- EXCERPTED DATA -
┌──
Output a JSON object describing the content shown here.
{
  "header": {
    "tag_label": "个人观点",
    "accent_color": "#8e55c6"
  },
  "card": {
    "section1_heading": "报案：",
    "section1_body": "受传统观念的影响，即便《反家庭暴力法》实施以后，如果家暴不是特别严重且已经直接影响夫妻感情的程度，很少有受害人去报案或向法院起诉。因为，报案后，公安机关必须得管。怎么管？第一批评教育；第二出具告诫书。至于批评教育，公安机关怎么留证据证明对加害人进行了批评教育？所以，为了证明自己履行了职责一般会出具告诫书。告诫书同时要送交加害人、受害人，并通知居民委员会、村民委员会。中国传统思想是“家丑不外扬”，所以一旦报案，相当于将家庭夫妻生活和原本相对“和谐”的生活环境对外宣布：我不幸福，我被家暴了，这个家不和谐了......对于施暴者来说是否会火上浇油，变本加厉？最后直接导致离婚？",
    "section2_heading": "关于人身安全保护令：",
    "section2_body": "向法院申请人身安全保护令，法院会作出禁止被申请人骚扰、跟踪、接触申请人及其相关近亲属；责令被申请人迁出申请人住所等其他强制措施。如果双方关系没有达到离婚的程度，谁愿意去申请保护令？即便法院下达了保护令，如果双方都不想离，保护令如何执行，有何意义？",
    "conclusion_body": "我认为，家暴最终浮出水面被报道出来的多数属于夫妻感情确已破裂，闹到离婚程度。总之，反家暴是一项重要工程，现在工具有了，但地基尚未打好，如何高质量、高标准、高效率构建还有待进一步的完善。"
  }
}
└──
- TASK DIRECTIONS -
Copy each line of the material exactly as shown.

- RESPONSE -
Output a JSON object describing the content shown here.
{
  "header": {
    "tag_label": "个人观点",
    "accent_color": "#8e55c6"
  },
  "card": {
    "section1_heading": "报案：",
    "section1_body": "受传统观念的影响，即便《反家庭暴力法》实施以后，如果家暴不是特别严重且已经直接影响夫妻感情的程度，很少有受害人去报案或向法院起诉。因为，报案后，公安机关必须得管。怎么管？第一批评教育；第二出具告诫书。至于批评教育，公安机关怎么留证据证明对加害人进行了批评教育？所以，为了证明自己履行了职责一般会出具告诫书。告诫书同时要送交加害人、受害人，并通知居民委员会、村民委员会。中国传统思想是“家丑不外扬”，所以一旦报案，相当于将家庭夫妻生活和原本相对“和谐”的生活环境对外宣布：我不幸福，我被家暴了，这个家不和谐了......对于施暴者来说是否会火上浇油，变本加厉？最后直接导致离婚？",
    "section2_heading": "关于人身安全保护令：",
    "section2_body": "向法院申请人身安全保护令，法院会作出禁止被申请人骚扰、跟踪、接触申请人及其相关近亲属；责令被申请人迁出申请人住所等其他强制措施。如果双方关系没有达到离婚的程度，谁愿意去申请保护令？即便法院下达了保护令，如果双方都不想离，保护令如何执行，有何意义？",
    "conclusion_body": "我认为，家暴最终浮出水面被报道出来的多数属于夫妻感情确已破裂，闹到离婚程度。总之，反家暴是一项重要工程，现在工具有了，但地基尚未打好，如何高质量、高标准、高效率构建还有待进一步的完善。"
  }
}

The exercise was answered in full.